• **DIRECTIONS FOR THIS TASK**: Once the pictures are removed, restate the data below word for word.

• **MATERIAL FOR THIS TASK**:
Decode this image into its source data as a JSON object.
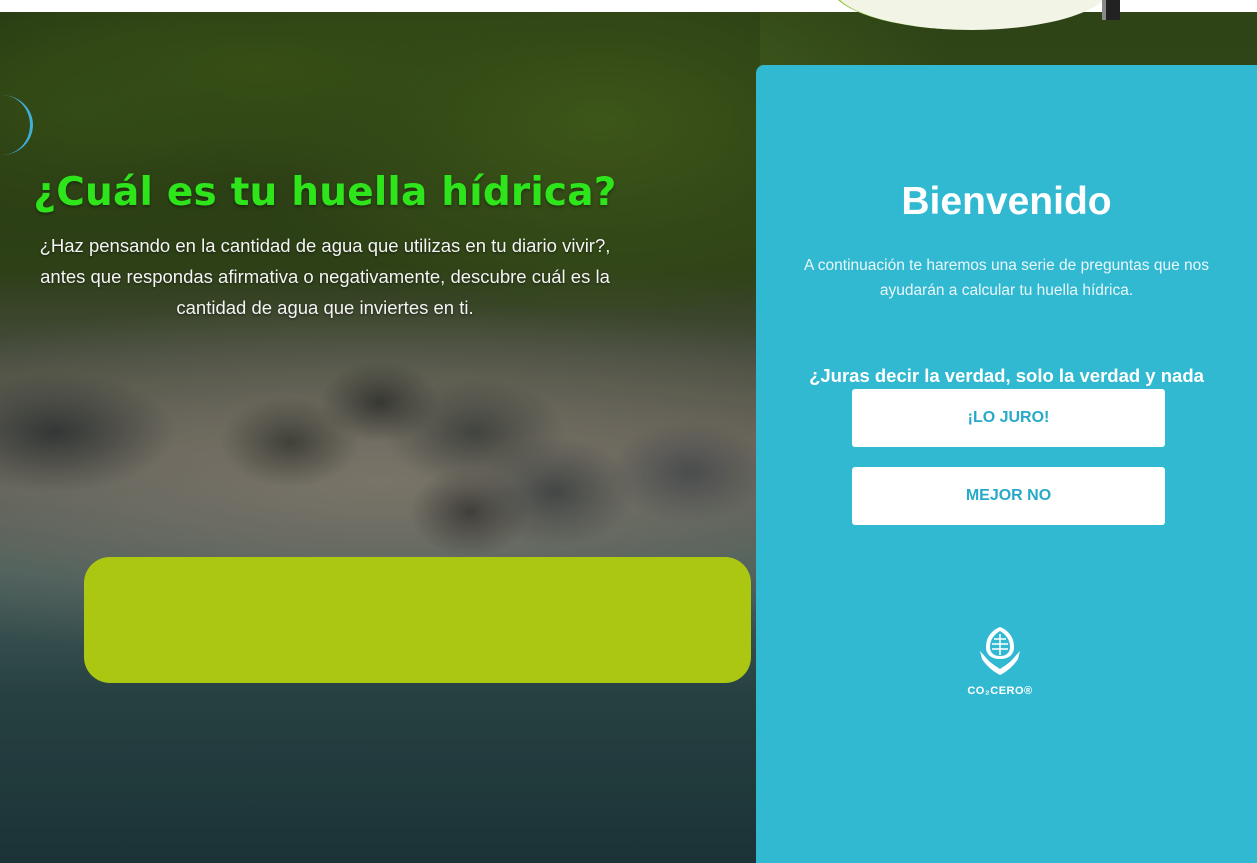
{
  "hero": {
    "title": "¿Cuál es tu huella hídrica?",
    "description": "¿Haz pensando en la cantidad de agua que utilizas en tu diario vivir?, antes que respondas afirmativa o negativamente, descubre cuál es la cantidad de agua que inviertes en ti."
  },
  "card": {
    "title": "Bienvenido",
    "intro": "A continuación te haremos una serie de preguntas que nos ayudarán a calcular tu huella hídrica.",
    "question": "¿Juras decir la verdad, solo la verdad y nada más que la verdad?",
    "accept_label": "¡LO JURO!",
    "decline_label": "MEJOR NO"
  },
  "logo": {
    "text": "CO₂CERO®",
    "icon": "hands-holding-leaf-icon"
  },
  "colors": {
    "title_green": "#2ee51c",
    "card_blue": "#32b9d2",
    "button_text": "#27a9c8",
    "panel_green": "#abc711"
  }
}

• **OUTPUT OF THE EXERCISE**:
Decode this image into its source data as a JSON object.
{
  "hero": {
    "title": "¿Cuál es tu huella hídrica?",
    "description": "¿Haz pensando en la cantidad de agua que utilizas en tu diario vivir?, antes que respondas afirmativa o negativamente, descubre cuál es la cantidad de agua que inviertes en ti."
  },
  "card": {
    "title": "Bienvenido",
    "intro": "A continuación te haremos una serie de preguntas que nos ayudarán a calcular tu huella hídrica.",
    "question": "¿Juras decir la verdad, solo la verdad y nada más que la verdad?",
    "accept_label": "¡LO JURO!",
    "decline_label": "MEJOR NO"
  },
  "logo": {
    "text": "CO₂CERO®",
    "icon": "hands-holding-leaf-icon"
  },
  "colors": {
    "title_green": "#2ee51c",
    "card_blue": "#32b9d2",
    "button_text": "#27a9c8",
    "panel_green": "#abc711"
  }
}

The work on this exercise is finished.